Gordon Cooper Mural

It took a fresh set of eyes to size up downtown Shawnee and figure out what was missing: a colorful tribute to favorite son Gordon Cooper, one of the original “Mercury Seven” astronauts. Eight years after his death at age 77, his hometown unveiled a spray-paint mural created by newcomer Darryl Carter and Shawnee native Chaz Partin. The work incorporates Cooper’s TIME magazine cover, a black-and-white rendition of him riding in a convertible during a parade, a rendition of the Project Mercury postage stamp and the red-white-and-blue declaration that he spent 222 HOURS IN SPACE! Acknowledgment of his post-NASA fame as an outspoken believer in UFOs may – or may not – be hidden among the mural’s Milky Way stars and abstract skyscapes.

Morning Prayer

More than 160 of the 630 members of the Lochapoka clan of the Creek Nation died on their forced march from Alabama to Indian Territory. In 1836, at a bend in the Arkansas River, survivors gathered under a large burr oak and announced they would settle nearby. They solemnized their arrival by lighting a ceremonial flame, depositing ashes carried over the trail from their last campfires in Alabama.

The town would eventually become Tulsa, and the Council Oak was its first gathering place: town hall, courthouse and church. At the annual Council Oak Tree Ceremony of 2009, the tribe dedicated the bronze sculpture “Morning Prayer,” by Creek citizen Dan Brook of Waco, Texas, signifying the survival of the flame and its people.


After 10 years near the entrance of the Edmond Historical Museum, the seven-foot-tall “L’ete” was reinstalled at the edge of Mitch Park in June 2014. The yellow steel sculpture, with a title that translates as “The Summer,” was created by Oklahoma City-based artist Randy Marks.

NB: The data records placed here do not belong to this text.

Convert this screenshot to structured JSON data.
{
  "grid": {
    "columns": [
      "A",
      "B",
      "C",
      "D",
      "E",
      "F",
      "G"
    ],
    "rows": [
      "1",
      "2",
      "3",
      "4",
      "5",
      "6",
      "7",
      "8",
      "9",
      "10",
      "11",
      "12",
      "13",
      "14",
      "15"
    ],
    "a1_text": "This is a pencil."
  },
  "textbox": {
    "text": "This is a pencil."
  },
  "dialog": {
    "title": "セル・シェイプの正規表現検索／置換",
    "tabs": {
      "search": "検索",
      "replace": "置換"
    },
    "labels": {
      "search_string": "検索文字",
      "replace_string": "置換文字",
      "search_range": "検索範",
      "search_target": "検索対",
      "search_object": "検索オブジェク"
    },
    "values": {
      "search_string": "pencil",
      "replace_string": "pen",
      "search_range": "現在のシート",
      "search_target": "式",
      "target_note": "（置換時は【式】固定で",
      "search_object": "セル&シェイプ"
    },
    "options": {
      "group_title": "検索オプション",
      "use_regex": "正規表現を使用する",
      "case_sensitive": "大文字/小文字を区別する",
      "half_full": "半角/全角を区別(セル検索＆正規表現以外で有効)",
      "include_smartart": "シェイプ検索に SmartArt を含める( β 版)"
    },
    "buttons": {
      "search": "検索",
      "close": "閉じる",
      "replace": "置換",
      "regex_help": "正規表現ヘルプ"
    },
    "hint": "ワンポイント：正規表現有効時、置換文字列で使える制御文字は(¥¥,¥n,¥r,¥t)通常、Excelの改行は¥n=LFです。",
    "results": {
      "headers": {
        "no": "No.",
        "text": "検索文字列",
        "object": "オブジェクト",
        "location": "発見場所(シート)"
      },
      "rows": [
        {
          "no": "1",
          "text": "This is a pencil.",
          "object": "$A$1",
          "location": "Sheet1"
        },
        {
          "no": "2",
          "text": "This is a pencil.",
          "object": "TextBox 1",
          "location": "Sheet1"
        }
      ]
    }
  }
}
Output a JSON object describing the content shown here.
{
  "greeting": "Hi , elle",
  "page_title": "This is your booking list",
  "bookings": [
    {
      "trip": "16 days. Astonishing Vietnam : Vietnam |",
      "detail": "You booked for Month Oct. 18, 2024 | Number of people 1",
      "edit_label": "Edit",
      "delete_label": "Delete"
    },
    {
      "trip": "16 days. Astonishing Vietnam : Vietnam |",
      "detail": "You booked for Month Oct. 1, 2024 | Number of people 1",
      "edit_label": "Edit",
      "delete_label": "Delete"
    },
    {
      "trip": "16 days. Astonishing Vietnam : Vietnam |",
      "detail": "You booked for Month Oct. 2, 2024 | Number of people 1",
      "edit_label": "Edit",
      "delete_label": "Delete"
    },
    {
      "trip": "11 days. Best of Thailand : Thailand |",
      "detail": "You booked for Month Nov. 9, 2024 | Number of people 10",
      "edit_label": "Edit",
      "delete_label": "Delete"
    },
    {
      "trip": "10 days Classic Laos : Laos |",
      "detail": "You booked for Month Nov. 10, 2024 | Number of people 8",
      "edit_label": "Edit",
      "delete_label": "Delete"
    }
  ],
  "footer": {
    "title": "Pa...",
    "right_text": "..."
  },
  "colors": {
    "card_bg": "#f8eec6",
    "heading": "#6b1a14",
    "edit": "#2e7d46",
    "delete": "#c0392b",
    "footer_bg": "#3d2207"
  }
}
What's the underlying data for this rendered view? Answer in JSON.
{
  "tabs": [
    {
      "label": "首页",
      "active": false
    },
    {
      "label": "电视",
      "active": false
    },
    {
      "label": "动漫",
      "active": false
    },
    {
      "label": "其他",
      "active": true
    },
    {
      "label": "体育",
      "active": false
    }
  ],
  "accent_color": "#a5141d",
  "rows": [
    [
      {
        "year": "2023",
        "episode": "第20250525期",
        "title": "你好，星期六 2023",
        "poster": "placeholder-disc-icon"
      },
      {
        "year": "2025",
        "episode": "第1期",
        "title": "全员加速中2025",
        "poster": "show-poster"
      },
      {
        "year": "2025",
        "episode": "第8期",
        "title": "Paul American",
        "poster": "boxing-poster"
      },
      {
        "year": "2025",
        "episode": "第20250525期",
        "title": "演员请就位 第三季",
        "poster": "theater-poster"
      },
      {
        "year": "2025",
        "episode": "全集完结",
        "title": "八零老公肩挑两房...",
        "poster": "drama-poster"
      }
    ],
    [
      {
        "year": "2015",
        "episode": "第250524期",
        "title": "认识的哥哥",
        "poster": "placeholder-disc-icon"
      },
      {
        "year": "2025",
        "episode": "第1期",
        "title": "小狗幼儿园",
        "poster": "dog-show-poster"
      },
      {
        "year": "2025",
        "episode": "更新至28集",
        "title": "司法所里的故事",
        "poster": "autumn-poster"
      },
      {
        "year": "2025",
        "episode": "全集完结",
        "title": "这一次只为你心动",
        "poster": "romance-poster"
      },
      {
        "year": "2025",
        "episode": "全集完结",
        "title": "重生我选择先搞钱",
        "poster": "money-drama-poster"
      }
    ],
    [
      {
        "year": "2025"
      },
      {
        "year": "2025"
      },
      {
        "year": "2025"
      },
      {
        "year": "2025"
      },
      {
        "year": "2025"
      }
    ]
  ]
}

Unveiled on May 30, the 130-foot-long, twelve-and-a-half-foot-high spray-paint mural in Oklahoma City’s Automobile Alley weaves together the geometric and celestial-inspired designs of Kris Kanaly; a lush, undulating plant that snakes from blue to orange to green to violet, created by Yatika Starr Fields; and Dylan Bradway’s be-hatted magician with sinewy arms extended to either side, gesturing toward the skull of his trick rabbit, whose ears flow back to complete the braid. A joint statement from the artists notes the work celebrates “imagination and the connectivity through collaboration” and serves as “a powerful public exhibition of how different cultures, ideas and imaginations can be woven together for a stronger creative bond.”

Piece of Mind

Susan Morrison’s six mosaic panels near the entrance of the Chickasaw Bricktown Ballpark tell the history of what had come before. To the right are the three that recall Bricktown’s early African-American community. The Deep Deuce district took its name from Northeast Second Street, the northern border of an early statehood segregation ordinance passed by the Oklahoma City Council. Memorialized in the center panel is the old Frederick Douglass High School, which once stood nearby. It was there that music director Zelia Breaux inspired students including electric guitarist Charlie Christian, blues shouter Jimmy Rushing and author Ralph Ellison, all of whom played with the legendary jazz band the Oklahoma City Blue Devils. 

Oklahoma's "museum without walls" has many exhibits; click here for more statewide public wonders.